ABOUT THIS TASK: Every record below should be printed again exactly, with its pictures removed.

Items from a dataset:
=== Begin Enclosure ===
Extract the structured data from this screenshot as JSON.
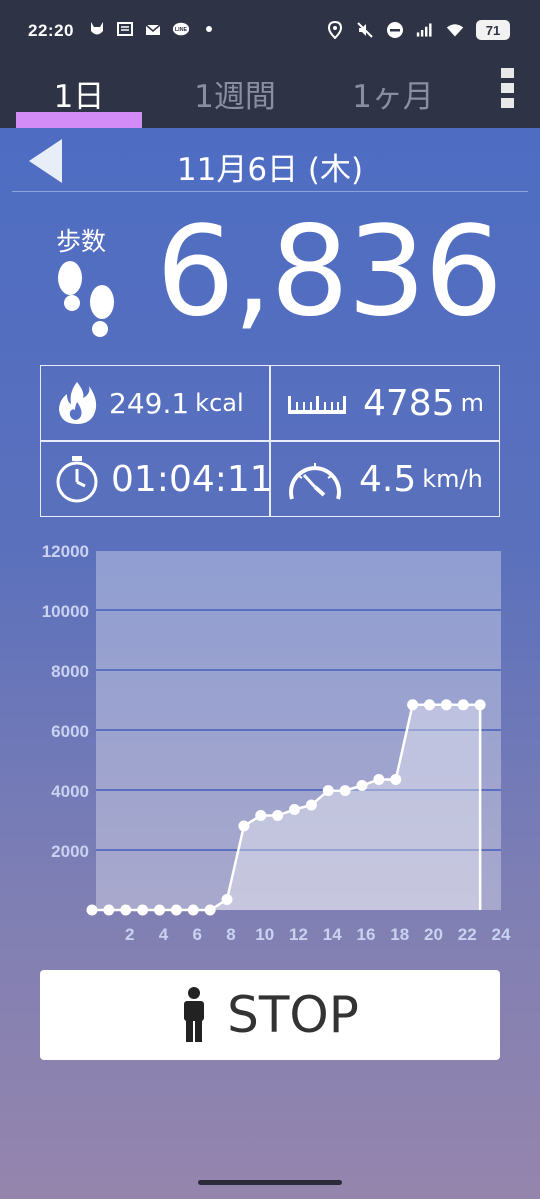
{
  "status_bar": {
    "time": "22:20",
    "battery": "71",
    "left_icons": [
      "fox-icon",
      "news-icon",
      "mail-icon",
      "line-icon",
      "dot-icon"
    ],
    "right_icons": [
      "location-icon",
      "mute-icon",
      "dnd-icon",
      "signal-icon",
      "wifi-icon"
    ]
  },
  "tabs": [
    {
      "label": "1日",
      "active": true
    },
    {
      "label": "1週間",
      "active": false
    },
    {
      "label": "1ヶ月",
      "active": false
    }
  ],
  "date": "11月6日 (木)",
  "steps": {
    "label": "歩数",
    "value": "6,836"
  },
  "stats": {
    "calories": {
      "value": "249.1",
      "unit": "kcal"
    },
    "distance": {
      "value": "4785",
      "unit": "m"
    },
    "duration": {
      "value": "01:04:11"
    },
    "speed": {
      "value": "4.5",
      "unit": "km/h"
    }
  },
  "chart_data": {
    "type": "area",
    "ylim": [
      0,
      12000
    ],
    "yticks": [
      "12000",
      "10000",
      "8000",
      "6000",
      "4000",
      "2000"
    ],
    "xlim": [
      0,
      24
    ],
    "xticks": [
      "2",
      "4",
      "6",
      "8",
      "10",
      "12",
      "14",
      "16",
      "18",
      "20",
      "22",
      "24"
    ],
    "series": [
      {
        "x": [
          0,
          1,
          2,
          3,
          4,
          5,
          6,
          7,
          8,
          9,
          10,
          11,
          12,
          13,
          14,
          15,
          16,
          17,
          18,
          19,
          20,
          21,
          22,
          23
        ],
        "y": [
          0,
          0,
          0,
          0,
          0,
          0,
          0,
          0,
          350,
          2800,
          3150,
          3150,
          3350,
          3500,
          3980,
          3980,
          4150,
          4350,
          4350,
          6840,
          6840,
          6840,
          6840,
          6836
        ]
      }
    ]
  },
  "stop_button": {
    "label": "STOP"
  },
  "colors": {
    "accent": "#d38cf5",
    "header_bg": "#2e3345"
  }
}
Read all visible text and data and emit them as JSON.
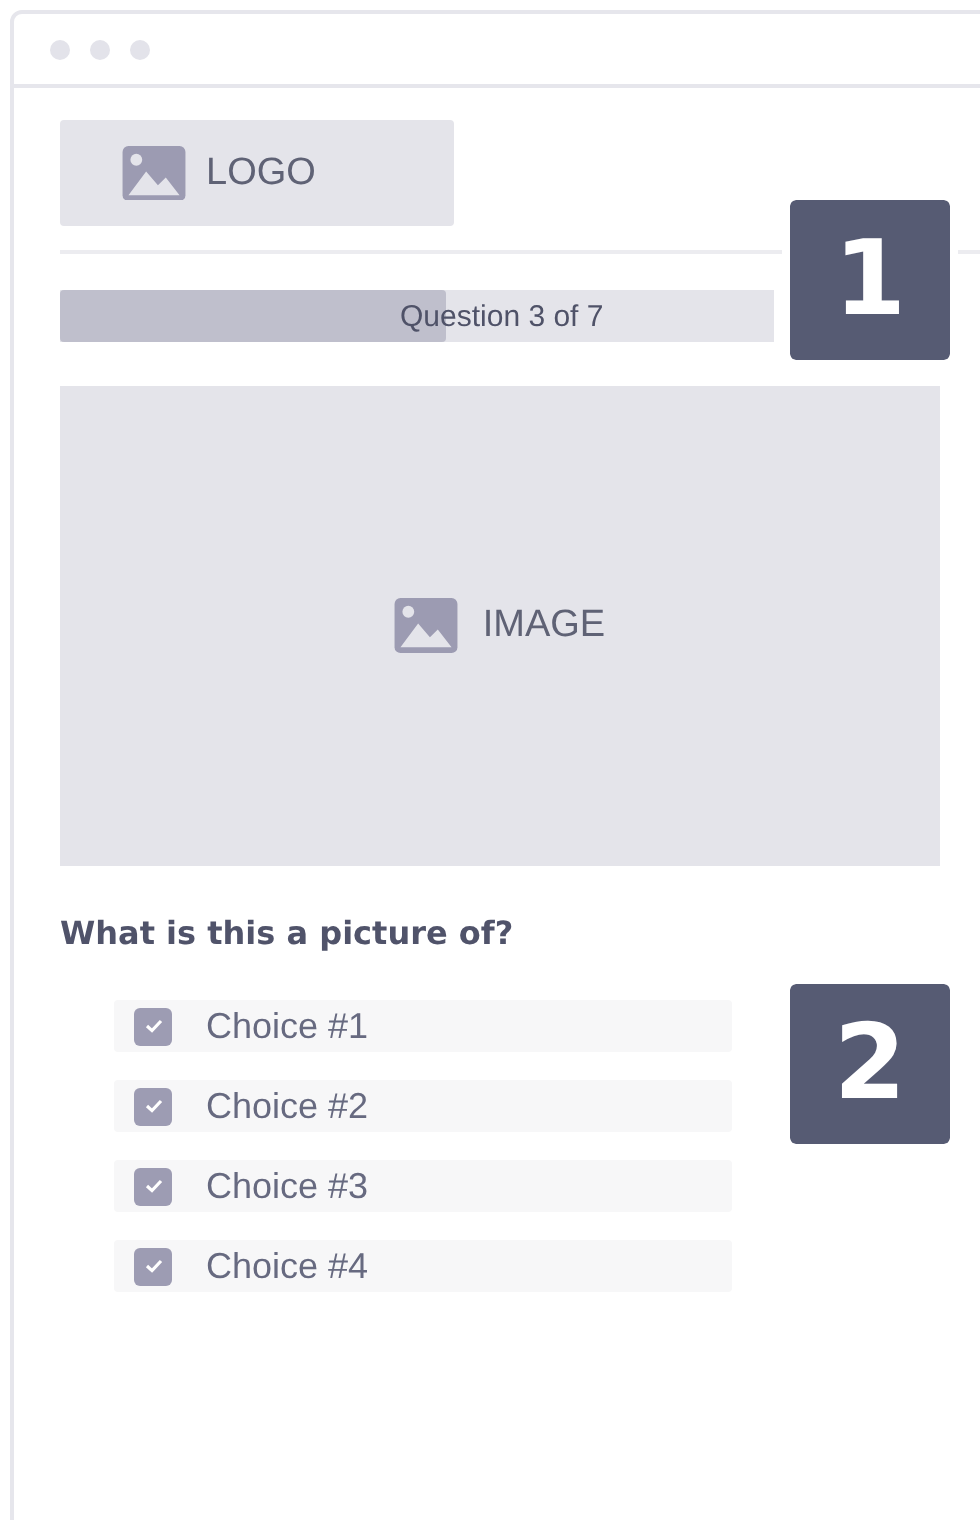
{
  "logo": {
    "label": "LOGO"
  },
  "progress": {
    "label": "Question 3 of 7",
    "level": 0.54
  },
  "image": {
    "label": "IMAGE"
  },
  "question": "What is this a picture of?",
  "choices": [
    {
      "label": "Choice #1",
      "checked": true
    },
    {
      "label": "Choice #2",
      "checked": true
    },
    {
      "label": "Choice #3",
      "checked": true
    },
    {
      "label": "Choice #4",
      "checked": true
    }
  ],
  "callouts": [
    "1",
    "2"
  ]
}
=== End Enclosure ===
PROBLEM SOLUTION:
Extract the structured data from this screenshot as JSON.
{
  "status_bar": {
    "time": "22:20",
    "battery": "71",
    "left_icons": [
      "fox-icon",
      "news-icon",
      "mail-icon",
      "line-icon",
      "dot-icon"
    ],
    "right_icons": [
      "location-icon",
      "mute-icon",
      "dnd-icon",
      "signal-icon",
      "wifi-icon"
    ]
  },
  "tabs": [
    {
      "label": "1日",
      "active": true
    },
    {
      "label": "1週間",
      "active": false
    },
    {
      "label": "1ヶ月",
      "active": false
    }
  ],
  "date": "11月6日 (木)",
  "steps": {
    "label": "歩数",
    "value": "6,836"
  },
  "stats": {
    "calories": {
      "value": "249.1",
      "unit": "kcal"
    },
    "distance": {
      "value": "4785",
      "unit": "m"
    },
    "duration": {
      "value": "01:04:11"
    },
    "speed": {
      "value": "4.5",
      "unit": "km/h"
    }
  },
  "chart_data": {
    "type": "area",
    "ylim": [
      0,
      12000
    ],
    "yticks": [
      "12000",
      "10000",
      "8000",
      "6000",
      "4000",
      "2000"
    ],
    "xlim": [
      0,
      24
    ],
    "xticks": [
      "2",
      "4",
      "6",
      "8",
      "10",
      "12",
      "14",
      "16",
      "18",
      "20",
      "22",
      "24"
    ],
    "series": [
      {
        "x": [
          0,
          1,
          2,
          3,
          4,
          5,
          6,
          7,
          8,
          9,
          10,
          11,
          12,
          13,
          14,
          15,
          16,
          17,
          18,
          19,
          20,
          21,
          22,
          23
        ],
        "y": [
          0,
          0,
          0,
          0,
          0,
          0,
          0,
          0,
          350,
          2800,
          3150,
          3150,
          3350,
          3500,
          3980,
          3980,
          4150,
          4350,
          4350,
          6840,
          6840,
          6840,
          6840,
          6836
        ]
      }
    ]
  },
  "stop_button": {
    "label": "STOP"
  },
  "colors": {
    "accent": "#d38cf5",
    "header_bg": "#2e3345"
  }
}
Read all visible text and data and emit them as JSON.
{
  "logo": {
    "label": "LOGO"
  },
  "progress": {
    "label": "Question 3 of 7",
    "level": 0.54
  },
  "image": {
    "label": "IMAGE"
  },
  "question": "What is this a picture of?",
  "choices": [
    {
      "label": "Choice #1",
      "checked": true
    },
    {
      "label": "Choice #2",
      "checked": true
    },
    {
      "label": "Choice #3",
      "checked": true
    },
    {
      "label": "Choice #4",
      "checked": true
    }
  ],
  "callouts": [
    "1",
    "2"
  ]
}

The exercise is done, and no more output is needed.